*Exercise*. Lines below that hold the word "value" must be copied in full.

*Provided data*.
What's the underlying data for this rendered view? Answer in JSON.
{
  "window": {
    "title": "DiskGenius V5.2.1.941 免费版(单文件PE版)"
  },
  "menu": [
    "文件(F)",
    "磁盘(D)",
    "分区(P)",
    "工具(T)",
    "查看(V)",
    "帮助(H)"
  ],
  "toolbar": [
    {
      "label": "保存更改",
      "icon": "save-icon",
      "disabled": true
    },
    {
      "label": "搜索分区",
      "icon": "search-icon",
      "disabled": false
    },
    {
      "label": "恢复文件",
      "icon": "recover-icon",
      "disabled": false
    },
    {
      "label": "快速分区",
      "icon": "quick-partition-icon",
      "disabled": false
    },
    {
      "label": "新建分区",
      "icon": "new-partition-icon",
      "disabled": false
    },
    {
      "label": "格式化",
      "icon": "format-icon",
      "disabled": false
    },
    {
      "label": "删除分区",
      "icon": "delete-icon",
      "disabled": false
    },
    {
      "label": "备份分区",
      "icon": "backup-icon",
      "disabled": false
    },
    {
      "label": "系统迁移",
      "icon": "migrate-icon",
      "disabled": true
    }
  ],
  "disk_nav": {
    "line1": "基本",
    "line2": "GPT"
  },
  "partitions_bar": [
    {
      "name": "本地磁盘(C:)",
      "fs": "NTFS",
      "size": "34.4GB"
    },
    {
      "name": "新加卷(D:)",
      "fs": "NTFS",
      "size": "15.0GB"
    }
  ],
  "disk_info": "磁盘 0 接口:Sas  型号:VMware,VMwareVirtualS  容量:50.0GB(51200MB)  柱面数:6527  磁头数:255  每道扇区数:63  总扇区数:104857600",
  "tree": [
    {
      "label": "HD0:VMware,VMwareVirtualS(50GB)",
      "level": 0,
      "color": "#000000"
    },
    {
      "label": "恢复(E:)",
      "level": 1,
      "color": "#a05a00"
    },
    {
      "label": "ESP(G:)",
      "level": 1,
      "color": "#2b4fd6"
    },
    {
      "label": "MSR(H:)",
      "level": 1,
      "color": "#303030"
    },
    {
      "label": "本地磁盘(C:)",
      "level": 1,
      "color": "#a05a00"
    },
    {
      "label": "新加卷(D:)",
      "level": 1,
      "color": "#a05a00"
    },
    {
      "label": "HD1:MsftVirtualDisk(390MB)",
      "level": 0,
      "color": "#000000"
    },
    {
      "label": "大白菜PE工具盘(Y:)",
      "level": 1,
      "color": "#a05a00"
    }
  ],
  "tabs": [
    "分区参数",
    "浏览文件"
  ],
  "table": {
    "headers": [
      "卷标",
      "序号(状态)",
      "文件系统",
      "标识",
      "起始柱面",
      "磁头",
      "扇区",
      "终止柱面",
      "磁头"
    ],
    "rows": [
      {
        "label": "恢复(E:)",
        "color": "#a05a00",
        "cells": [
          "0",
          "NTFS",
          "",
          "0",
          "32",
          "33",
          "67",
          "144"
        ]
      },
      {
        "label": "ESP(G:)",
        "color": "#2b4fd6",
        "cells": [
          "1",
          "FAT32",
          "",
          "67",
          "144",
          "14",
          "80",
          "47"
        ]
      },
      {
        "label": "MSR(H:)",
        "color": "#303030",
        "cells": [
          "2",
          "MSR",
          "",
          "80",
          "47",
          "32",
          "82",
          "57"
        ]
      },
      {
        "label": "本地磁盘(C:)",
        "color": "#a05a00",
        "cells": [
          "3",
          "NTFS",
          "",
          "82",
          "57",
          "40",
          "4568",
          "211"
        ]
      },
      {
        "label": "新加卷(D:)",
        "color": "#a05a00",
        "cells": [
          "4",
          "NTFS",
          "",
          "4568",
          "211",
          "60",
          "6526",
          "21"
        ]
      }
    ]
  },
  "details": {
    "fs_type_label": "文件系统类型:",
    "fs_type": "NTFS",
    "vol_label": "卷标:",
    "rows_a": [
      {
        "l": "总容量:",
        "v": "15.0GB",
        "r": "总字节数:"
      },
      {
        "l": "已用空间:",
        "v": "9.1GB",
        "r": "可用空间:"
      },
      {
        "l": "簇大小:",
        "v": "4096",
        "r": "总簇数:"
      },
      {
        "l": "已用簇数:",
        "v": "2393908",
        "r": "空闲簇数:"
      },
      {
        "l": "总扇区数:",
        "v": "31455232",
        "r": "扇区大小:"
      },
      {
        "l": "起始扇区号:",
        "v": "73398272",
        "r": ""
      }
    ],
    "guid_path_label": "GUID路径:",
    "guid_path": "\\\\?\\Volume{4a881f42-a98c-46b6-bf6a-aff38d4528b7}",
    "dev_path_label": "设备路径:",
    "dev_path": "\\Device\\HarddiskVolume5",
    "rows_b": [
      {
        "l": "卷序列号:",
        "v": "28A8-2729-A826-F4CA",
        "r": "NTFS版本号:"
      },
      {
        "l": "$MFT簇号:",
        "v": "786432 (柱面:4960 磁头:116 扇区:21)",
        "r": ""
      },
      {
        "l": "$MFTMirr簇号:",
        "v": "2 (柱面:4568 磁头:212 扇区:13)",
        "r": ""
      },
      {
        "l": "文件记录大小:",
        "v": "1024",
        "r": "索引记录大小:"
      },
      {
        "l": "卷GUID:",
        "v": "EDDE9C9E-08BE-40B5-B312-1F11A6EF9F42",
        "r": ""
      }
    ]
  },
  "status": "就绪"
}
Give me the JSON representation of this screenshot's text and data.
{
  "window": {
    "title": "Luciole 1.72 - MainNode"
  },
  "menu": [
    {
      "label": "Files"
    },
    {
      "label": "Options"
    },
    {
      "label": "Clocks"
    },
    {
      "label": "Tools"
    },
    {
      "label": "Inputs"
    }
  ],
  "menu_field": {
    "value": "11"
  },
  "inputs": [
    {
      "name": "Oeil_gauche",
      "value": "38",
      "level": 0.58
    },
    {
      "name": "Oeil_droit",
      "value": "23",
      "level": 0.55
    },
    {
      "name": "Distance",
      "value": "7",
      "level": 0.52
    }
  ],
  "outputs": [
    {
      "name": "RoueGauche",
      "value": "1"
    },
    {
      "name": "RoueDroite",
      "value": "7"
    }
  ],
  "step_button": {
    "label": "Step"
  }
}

*Written response*.
    "value": "11"
      "value": "38",
      "value": "23",
      "value": "7",
      "value": "1"
      "value": "7"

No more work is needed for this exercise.